Provided information START

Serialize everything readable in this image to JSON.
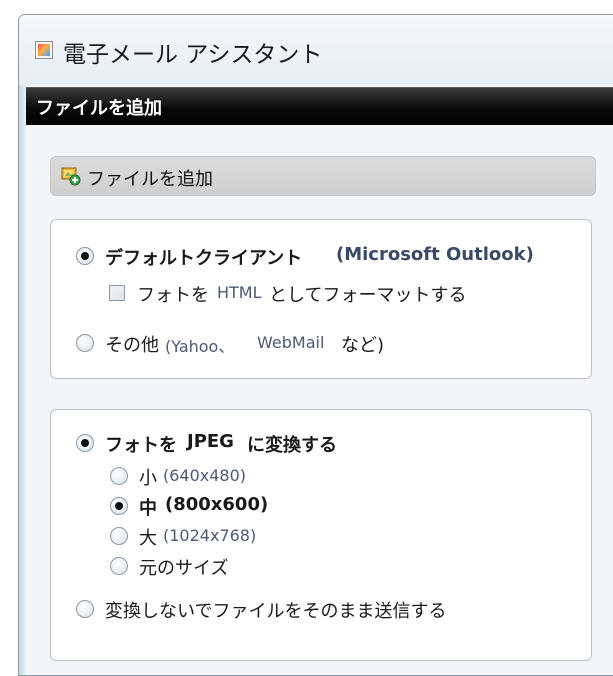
{
  "window": {
    "title": "電子メール アシスタント"
  },
  "header": {
    "title": "ファイルを追加"
  },
  "add_file_button": {
    "label": "ファイルを追加"
  },
  "email_client": {
    "default_client_label": "デフォルトクライアント",
    "default_client_name": "(Microsoft Outlook)",
    "default_client_checked": true,
    "format_html_checkbox": {
      "label_prefix": "フォトを",
      "label_html": "HTML",
      "label_suffix": "としてフォーマットする",
      "checked": false
    },
    "other_label": "その他",
    "other_detail_1": "(Yahoo、",
    "other_detail_2": "WebMail",
    "other_detail_3": "など)",
    "other_checked": false
  },
  "conversion": {
    "convert_label_prefix": "フォトを",
    "convert_label_jpeg": "JPEG",
    "convert_label_suffix": "に変換する",
    "convert_checked": true,
    "sizes": [
      {
        "label": "小",
        "detail": "(640x480)",
        "checked": false,
        "bold": false
      },
      {
        "label": "中",
        "detail": "(800x600)",
        "checked": true,
        "bold": true
      },
      {
        "label": "大",
        "detail": "(1024x768)",
        "checked": false,
        "bold": false
      },
      {
        "label": "元のサイズ",
        "detail": "",
        "checked": false,
        "bold": false
      }
    ],
    "no_convert_label": "変換しないでファイルをそのまま送信する",
    "no_convert_checked": false
  }
}
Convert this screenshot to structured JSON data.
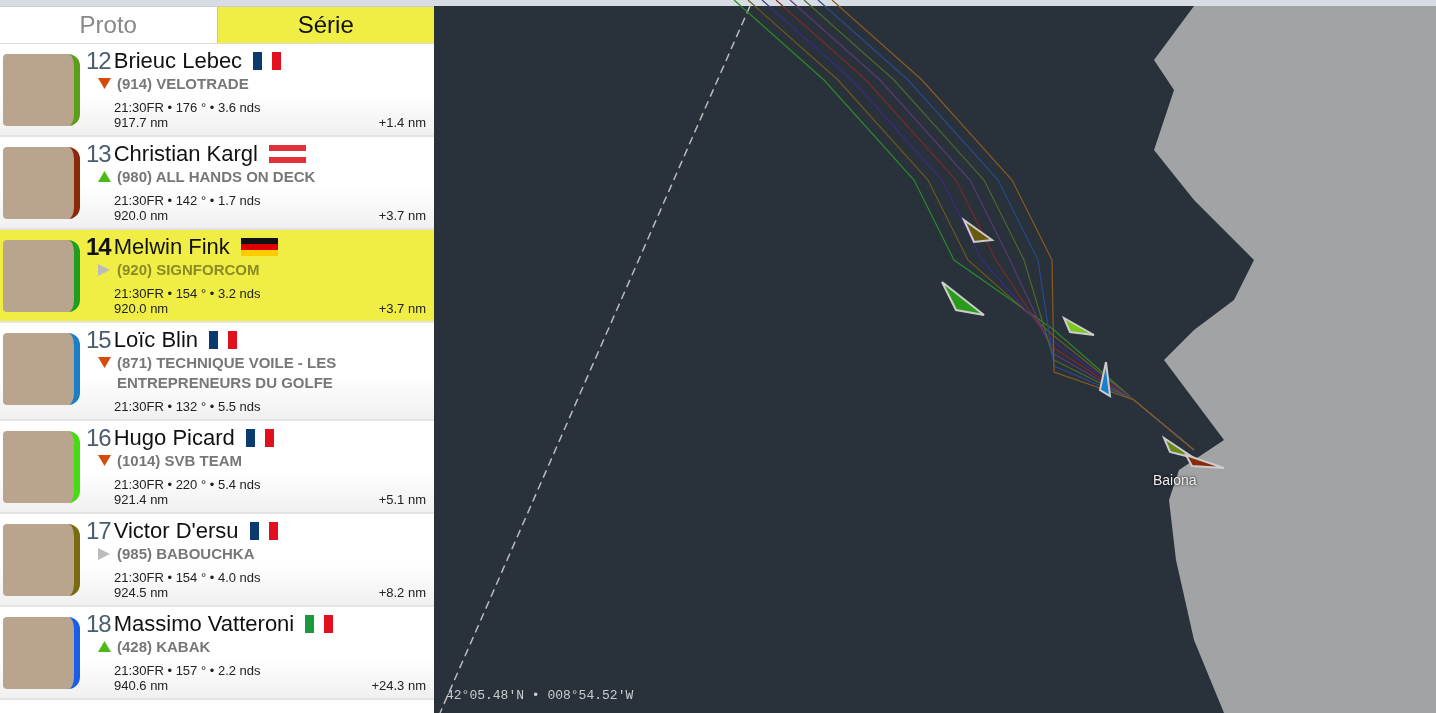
{
  "tabs": [
    {
      "label": "Proto",
      "selected": false
    },
    {
      "label": "Série",
      "selected": true
    }
  ],
  "racers": [
    {
      "rank": "12",
      "name": "Brieuc Lebec",
      "flag": {
        "kind": "fr"
      },
      "trend": {
        "kind": "down"
      },
      "boat": "(914) VELOTRADE",
      "info": "21:30FR • 176 ° • 3.6 nds",
      "distance": "917.7 nm",
      "gap": "+1.4 nm",
      "color": "#5a9e1a",
      "selected": false
    },
    {
      "rank": "13",
      "name": "Christian Kargl",
      "flag": {
        "kind": "at"
      },
      "trend": {
        "kind": "up"
      },
      "boat": "(980) ALL HANDS ON DECK",
      "info": "21:30FR • 142 ° • 1.7 nds",
      "distance": "920.0 nm",
      "gap": "+3.7 nm",
      "color": "#8a2a0a",
      "selected": false
    },
    {
      "rank": "14",
      "name": "Melwin Fink",
      "flag": {
        "kind": "de"
      },
      "trend": {
        "kind": "same"
      },
      "boat": "(920) SIGNFORCOM",
      "info": "21:30FR • 154 ° • 3.2 nds",
      "distance": "920.0 nm",
      "gap": "+3.7 nm",
      "color": "#1e9e1e",
      "selected": true
    },
    {
      "rank": "15",
      "name": "Loïc Blin",
      "flag": {
        "kind": "fr"
      },
      "trend": {
        "kind": "down"
      },
      "boat": "(871) TECHNIQUE VOILE - LES ENTREPRENEURS DU GOLFE",
      "info": "21:30FR • 132 ° • 5.5 nds",
      "color": "#1a7ec8",
      "selected": false
    },
    {
      "rank": "16",
      "name": "Hugo Picard",
      "flag": {
        "kind": "fr"
      },
      "trend": {
        "kind": "down"
      },
      "boat": "(1014) SVB TEAM",
      "info": "21:30FR • 220 ° • 5.4 nds",
      "distance": "921.4 nm",
      "gap": "+5.1 nm",
      "color": "#44dd11",
      "selected": false
    },
    {
      "rank": "17",
      "name": "Victor D'ersu",
      "flag": {
        "kind": "fr"
      },
      "trend": {
        "kind": "same"
      },
      "boat": "(985) BABOUCHKA",
      "info": "21:30FR • 154 ° • 4.0 nds",
      "distance": "924.5 nm",
      "gap": "+8.2 nm",
      "color": "#7a6a10",
      "selected": false
    },
    {
      "rank": "18",
      "name": "Massimo Vatteroni",
      "flag": {
        "kind": "it"
      },
      "trend": {
        "kind": "up"
      },
      "boat": "(428) KABAK",
      "info": "21:30FR • 157 ° • 2.2 nds",
      "distance": "940.6 nm",
      "gap": "+24.3 nm",
      "color": "#1a5ee8",
      "selected": false
    }
  ],
  "map": {
    "place_label": "Baiona",
    "coordinates": "42°05.48'N • 008°54.52'W"
  }
}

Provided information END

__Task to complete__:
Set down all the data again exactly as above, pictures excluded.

__Your solution__:
Serialize everything readable in this image to JSON.
{
  "window": {
    "title": "電子メール アシスタント"
  },
  "header": {
    "title": "ファイルを追加"
  },
  "add_file_button": {
    "label": "ファイルを追加"
  },
  "email_client": {
    "default_client_label": "デフォルトクライアント",
    "default_client_name": "(Microsoft Outlook)",
    "default_client_checked": true,
    "format_html_checkbox": {
      "label_prefix": "フォトを",
      "label_html": "HTML",
      "label_suffix": "としてフォーマットする",
      "checked": false
    },
    "other_label": "その他",
    "other_detail_1": "(Yahoo、",
    "other_detail_2": "WebMail",
    "other_detail_3": "など)",
    "other_checked": false
  },
  "conversion": {
    "convert_label_prefix": "フォトを",
    "convert_label_jpeg": "JPEG",
    "convert_label_suffix": "に変換する",
    "convert_checked": true,
    "sizes": [
      {
        "label": "小",
        "detail": "(640x480)",
        "checked": false,
        "bold": false
      },
      {
        "label": "中",
        "detail": "(800x600)",
        "checked": true,
        "bold": true
      },
      {
        "label": "大",
        "detail": "(1024x768)",
        "checked": false,
        "bold": false
      },
      {
        "label": "元のサイズ",
        "detail": "",
        "checked": false,
        "bold": false
      }
    ],
    "no_convert_label": "変換しないでファイルをそのまま送信する",
    "no_convert_checked": false
  }
}
Convert this screenshot to structured JSON data.
{
  "tabs": [
    {
      "label": "Proto",
      "selected": false
    },
    {
      "label": "Série",
      "selected": true
    }
  ],
  "racers": [
    {
      "rank": "12",
      "name": "Brieuc Lebec",
      "flag": {
        "kind": "fr"
      },
      "trend": {
        "kind": "down"
      },
      "boat": "(914) VELOTRADE",
      "info": "21:30FR • 176 ° • 3.6 nds",
      "distance": "917.7 nm",
      "gap": "+1.4 nm",
      "color": "#5a9e1a",
      "selected": false
    },
    {
      "rank": "13",
      "name": "Christian Kargl",
      "flag": {
        "kind": "at"
      },
      "trend": {
        "kind": "up"
      },
      "boat": "(980) ALL HANDS ON DECK",
      "info": "21:30FR • 142 ° • 1.7 nds",
      "distance": "920.0 nm",
      "gap": "+3.7 nm",
      "color": "#8a2a0a",
      "selected": false
    },
    {
      "rank": "14",
      "name": "Melwin Fink",
      "flag": {
        "kind": "de"
      },
      "trend": {
        "kind": "same"
      },
      "boat": "(920) SIGNFORCOM",
      "info": "21:30FR • 154 ° • 3.2 nds",
      "distance": "920.0 nm",
      "gap": "+3.7 nm",
      "color": "#1e9e1e",
      "selected": true
    },
    {
      "rank": "15",
      "name": "Loïc Blin",
      "flag": {
        "kind": "fr"
      },
      "trend": {
        "kind": "down"
      },
      "boat": "(871) TECHNIQUE VOILE - LES ENTREPRENEURS DU GOLFE",
      "info": "21:30FR • 132 ° • 5.5 nds",
      "color": "#1a7ec8",
      "selected": false
    },
    {
      "rank": "16",
      "name": "Hugo Picard",
      "flag": {
        "kind": "fr"
      },
      "trend": {
        "kind": "down"
      },
      "boat": "(1014) SVB TEAM",
      "info": "21:30FR • 220 ° • 5.4 nds",
      "distance": "921.4 nm",
      "gap": "+5.1 nm",
      "color": "#44dd11",
      "selected": false
    },
    {
      "rank": "17",
      "name": "Victor D'ersu",
      "flag": {
        "kind": "fr"
      },
      "trend": {
        "kind": "same"
      },
      "boat": "(985) BABOUCHKA",
      "info": "21:30FR • 154 ° • 4.0 nds",
      "distance": "924.5 nm",
      "gap": "+8.2 nm",
      "color": "#7a6a10",
      "selected": false
    },
    {
      "rank": "18",
      "name": "Massimo Vatteroni",
      "flag": {
        "kind": "it"
      },
      "trend": {
        "kind": "up"
      },
      "boat": "(428) KABAK",
      "info": "21:30FR • 157 ° • 2.2 nds",
      "distance": "940.6 nm",
      "gap": "+24.3 nm",
      "color": "#1a5ee8",
      "selected": false
    }
  ],
  "map": {
    "place_label": "Baiona",
    "coordinates": "42°05.48'N • 008°54.52'W"
  }
}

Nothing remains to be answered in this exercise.